Practical Assistance To Help Those Grieving

It is difficult for many grieving people to ask for help. They might feel guilty about receiving so much attention, fear being a burden to others, or simply be too depressed to reach out. A grieving person may not have the energy or motivation to call you when they need something, so instead of saying, “Let me know if there’s anything I can do,” make it easier for them by making specific suggestions.

You could say,

“I’m going to the market this afternoon. What can I bring you from there?” or

“I’ve made beef stew for dinner. When can I come by and bring you some?”

If you’re able, try to be consistent in your offers of assistance. The grieving person will know that you’ll be there for as long as it takes and can look forward to your attentiveness without having to make the additional effort of asking again and again.

There are many practical ways you can help a grieving person.
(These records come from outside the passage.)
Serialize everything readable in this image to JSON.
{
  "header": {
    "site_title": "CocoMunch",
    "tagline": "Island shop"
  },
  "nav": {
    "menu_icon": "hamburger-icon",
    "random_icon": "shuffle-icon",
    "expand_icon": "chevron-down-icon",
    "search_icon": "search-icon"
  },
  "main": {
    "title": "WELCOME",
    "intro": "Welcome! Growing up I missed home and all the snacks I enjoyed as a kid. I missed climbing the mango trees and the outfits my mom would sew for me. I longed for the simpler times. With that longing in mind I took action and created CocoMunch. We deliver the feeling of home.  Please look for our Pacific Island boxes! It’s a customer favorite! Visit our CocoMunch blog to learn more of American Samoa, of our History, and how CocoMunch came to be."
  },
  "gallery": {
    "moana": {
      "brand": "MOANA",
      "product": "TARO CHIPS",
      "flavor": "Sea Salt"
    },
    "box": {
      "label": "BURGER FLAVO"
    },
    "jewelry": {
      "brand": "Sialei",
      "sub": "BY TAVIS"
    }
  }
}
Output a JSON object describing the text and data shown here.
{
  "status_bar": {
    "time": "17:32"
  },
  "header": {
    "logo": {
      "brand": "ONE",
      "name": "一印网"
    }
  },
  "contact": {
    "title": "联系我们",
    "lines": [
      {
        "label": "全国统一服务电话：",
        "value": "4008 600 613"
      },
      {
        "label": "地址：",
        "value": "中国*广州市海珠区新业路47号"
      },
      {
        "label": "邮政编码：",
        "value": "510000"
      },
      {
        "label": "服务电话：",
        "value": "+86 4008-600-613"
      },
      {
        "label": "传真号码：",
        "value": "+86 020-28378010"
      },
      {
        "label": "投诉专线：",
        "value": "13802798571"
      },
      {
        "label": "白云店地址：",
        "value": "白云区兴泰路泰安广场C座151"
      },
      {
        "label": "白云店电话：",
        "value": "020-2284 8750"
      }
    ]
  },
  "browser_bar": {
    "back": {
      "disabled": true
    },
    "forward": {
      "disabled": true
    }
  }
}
You can offer to:

Shop for groceries or run errands.

Drop off a casserole or other type of food.

Help with funeral arrangements.

Stay in your loved one’s home to take phone calls and receive guests

Help with insurance forms or bills.

Take care of housework, such as cleaning or laundry.

Watch their children or pick them up from school.

Drive your loved one wherever they need to go.

Look after your loved one’s pets.

Go with them to a support group meeting.

Accompany them on a walk.

Take them to lunch or a movie.

Share an enjoyable activity (sport, game, puzzle, art project).